- _PROMPT_: Go through the records below and tally the lines that include "data". Answer with the number only.

Items from an interface collection
────────

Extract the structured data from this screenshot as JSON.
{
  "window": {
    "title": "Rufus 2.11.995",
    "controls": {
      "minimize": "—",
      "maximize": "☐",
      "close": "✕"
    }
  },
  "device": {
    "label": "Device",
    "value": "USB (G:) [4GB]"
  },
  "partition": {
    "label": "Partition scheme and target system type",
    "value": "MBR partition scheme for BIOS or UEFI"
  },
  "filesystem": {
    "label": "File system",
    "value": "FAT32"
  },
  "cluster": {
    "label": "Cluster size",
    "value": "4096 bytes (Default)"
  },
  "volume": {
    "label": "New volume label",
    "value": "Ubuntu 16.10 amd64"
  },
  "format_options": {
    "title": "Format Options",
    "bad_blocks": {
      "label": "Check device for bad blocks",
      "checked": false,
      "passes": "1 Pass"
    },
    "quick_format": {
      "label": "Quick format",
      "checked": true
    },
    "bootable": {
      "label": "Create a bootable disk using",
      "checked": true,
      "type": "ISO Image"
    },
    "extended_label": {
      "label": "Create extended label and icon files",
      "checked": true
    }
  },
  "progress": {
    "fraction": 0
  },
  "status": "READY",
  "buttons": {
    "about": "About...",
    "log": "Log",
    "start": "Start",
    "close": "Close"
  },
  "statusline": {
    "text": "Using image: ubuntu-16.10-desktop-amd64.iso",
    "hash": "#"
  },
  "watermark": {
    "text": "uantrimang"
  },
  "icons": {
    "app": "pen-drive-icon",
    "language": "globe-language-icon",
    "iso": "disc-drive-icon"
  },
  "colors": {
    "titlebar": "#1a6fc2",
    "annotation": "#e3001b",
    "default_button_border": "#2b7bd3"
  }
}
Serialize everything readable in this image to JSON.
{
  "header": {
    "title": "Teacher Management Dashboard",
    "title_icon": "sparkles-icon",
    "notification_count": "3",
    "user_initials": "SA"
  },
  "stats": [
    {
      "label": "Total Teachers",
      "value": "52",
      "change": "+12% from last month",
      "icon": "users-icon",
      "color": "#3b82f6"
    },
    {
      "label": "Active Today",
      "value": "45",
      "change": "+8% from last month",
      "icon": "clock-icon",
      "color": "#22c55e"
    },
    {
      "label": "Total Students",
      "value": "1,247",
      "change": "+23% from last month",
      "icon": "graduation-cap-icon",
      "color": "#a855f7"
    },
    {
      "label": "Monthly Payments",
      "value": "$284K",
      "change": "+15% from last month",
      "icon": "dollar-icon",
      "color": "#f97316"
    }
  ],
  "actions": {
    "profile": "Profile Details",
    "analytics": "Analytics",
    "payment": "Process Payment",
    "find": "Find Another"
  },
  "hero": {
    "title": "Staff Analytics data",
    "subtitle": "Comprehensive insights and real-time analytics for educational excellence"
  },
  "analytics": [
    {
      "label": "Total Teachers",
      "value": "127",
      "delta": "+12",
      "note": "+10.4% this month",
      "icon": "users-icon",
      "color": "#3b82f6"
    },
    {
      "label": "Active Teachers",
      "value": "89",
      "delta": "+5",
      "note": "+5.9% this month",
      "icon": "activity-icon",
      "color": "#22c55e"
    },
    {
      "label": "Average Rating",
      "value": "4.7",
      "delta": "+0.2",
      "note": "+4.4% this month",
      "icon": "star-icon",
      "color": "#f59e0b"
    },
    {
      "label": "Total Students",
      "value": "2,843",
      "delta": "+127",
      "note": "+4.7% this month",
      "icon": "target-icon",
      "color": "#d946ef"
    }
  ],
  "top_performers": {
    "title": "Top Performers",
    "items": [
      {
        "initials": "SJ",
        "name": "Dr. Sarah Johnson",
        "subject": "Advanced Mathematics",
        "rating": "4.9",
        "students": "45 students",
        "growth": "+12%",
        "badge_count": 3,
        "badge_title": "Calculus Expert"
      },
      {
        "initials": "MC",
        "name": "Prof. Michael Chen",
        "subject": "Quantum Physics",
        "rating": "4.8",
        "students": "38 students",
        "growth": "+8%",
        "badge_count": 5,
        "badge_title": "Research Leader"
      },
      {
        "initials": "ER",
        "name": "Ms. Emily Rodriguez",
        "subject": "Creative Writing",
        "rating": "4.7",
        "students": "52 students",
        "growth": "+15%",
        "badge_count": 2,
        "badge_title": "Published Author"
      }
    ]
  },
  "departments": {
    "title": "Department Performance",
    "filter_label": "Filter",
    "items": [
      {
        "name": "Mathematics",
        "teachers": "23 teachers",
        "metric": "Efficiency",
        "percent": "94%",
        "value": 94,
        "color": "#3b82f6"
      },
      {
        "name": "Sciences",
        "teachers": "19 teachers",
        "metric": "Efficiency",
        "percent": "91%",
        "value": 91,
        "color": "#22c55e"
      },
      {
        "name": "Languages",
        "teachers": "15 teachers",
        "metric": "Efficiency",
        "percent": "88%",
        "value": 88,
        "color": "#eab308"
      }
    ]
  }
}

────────

- _RESPONSE TO THE EXERCISE_: 2